Matthew R. Arnold of Arnold & Smith, PLLC answers the question “How can an attorney help me with my Divorce or Separation in North Carolina?”
A parcel placed in the mail is just that: placed. Placement in a mailbox does not guaranty delivery.
Of course, most—maybe all—postal services provide a “guaranteed” service. Ask any lawyer the meaning of “guaranty,” however, and one is liable to hear a list of hypotheticals in which the guaranty is broken. Things get lost in the mail. It does not happen often, but it happens.
We live in a society in which people and businesses have the ability to engage in the near-instantaneous exchange of communications and documents.
The law is catching up. Many county Registers of Deeds in North Carolina now accept online submission of deeds and other legal documents. Clerk’s offices in the state’s judicial circuits are moving in that direction. Much of appellate and federal-court filings are made online.

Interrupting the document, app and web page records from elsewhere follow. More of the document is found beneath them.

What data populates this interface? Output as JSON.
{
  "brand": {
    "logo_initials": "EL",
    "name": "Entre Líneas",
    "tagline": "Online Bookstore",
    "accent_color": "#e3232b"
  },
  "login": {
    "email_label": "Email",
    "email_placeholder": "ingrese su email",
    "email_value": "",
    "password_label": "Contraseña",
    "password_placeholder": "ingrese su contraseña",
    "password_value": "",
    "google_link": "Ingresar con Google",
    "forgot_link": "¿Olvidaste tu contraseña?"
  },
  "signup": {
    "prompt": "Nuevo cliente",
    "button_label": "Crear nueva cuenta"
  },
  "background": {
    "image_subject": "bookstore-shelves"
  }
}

Most lawsuits, however, are still filed in person, whether by litigant, by attorney, by paralegal, clerk, or courier. And some holdouts still rely on the good old mail service.